BEGIN
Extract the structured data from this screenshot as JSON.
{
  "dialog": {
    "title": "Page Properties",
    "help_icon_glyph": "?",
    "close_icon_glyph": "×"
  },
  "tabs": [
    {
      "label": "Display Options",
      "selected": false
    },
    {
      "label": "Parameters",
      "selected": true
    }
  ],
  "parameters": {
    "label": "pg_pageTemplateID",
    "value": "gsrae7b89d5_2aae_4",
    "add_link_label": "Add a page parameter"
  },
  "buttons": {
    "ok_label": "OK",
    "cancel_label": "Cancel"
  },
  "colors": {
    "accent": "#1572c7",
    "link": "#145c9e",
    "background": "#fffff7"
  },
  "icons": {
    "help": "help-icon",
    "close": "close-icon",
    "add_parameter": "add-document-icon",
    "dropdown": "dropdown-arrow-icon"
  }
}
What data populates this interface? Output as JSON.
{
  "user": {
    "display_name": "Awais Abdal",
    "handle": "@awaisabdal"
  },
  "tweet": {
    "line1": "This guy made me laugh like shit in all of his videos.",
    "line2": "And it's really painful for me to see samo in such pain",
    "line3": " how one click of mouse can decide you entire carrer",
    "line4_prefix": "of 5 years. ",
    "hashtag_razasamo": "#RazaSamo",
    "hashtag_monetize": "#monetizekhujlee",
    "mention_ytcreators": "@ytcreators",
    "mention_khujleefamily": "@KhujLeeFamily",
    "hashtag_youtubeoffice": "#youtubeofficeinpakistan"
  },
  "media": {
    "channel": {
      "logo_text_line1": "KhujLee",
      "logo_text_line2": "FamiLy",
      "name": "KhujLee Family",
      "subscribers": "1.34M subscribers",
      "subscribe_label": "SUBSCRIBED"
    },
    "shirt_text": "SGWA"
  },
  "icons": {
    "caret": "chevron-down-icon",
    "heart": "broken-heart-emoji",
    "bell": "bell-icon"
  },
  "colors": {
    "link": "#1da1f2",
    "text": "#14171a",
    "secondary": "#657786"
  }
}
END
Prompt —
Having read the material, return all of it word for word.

Response to the exercise —
Extract the structured data from this screenshot as JSON.
{
  "dialog": {
    "title": "Page Properties",
    "help_icon_glyph": "?",
    "close_icon_glyph": "×"
  },
  "tabs": [
    {
      "label": "Display Options",
      "selected": false
    },
    {
      "label": "Parameters",
      "selected": true
    }
  ],
  "parameters": {
    "label": "pg_pageTemplateID",
    "value": "gsrae7b89d5_2aae_4",
    "add_link_label": "Add a page parameter"
  },
  "buttons": {
    "ok_label": "OK",
    "cancel_label": "Cancel"
  },
  "colors": {
    "accent": "#1572c7",
    "link": "#145c9e",
    "background": "#fffff7"
  },
  "icons": {
    "help": "help-icon",
    "close": "close-icon",
    "add_parameter": "add-document-icon",
    "dropdown": "dropdown-arrow-icon"
  }
}
What data populates this interface? Output as JSON.
{
  "user": {
    "display_name": "Awais Abdal",
    "handle": "@awaisabdal"
  },
  "tweet": {
    "line1": "This guy made me laugh like shit in all of his videos.",
    "line2": "And it's really painful for me to see samo in such pain",
    "line3": " how one click of mouse can decide you entire carrer",
    "line4_prefix": "of 5 years. ",
    "hashtag_razasamo": "#RazaSamo",
    "hashtag_monetize": "#monetizekhujlee",
    "mention_ytcreators": "@ytcreators",
    "mention_khujleefamily": "@KhujLeeFamily",
    "hashtag_youtubeoffice": "#youtubeofficeinpakistan"
  },
  "media": {
    "channel": {
      "logo_text_line1": "KhujLee",
      "logo_text_line2": "FamiLy",
      "name": "KhujLee Family",
      "subscribers": "1.34M subscribers",
      "subscribe_label": "SUBSCRIBED"
    },
    "shirt_text": "SGWA"
  },
  "icons": {
    "caret": "chevron-down-icon",
    "heart": "broken-heart-emoji",
    "bell": "bell-icon"
  },
  "colors": {
    "link": "#1da1f2",
    "text": "#14171a",
    "secondary": "#657786"
  }
}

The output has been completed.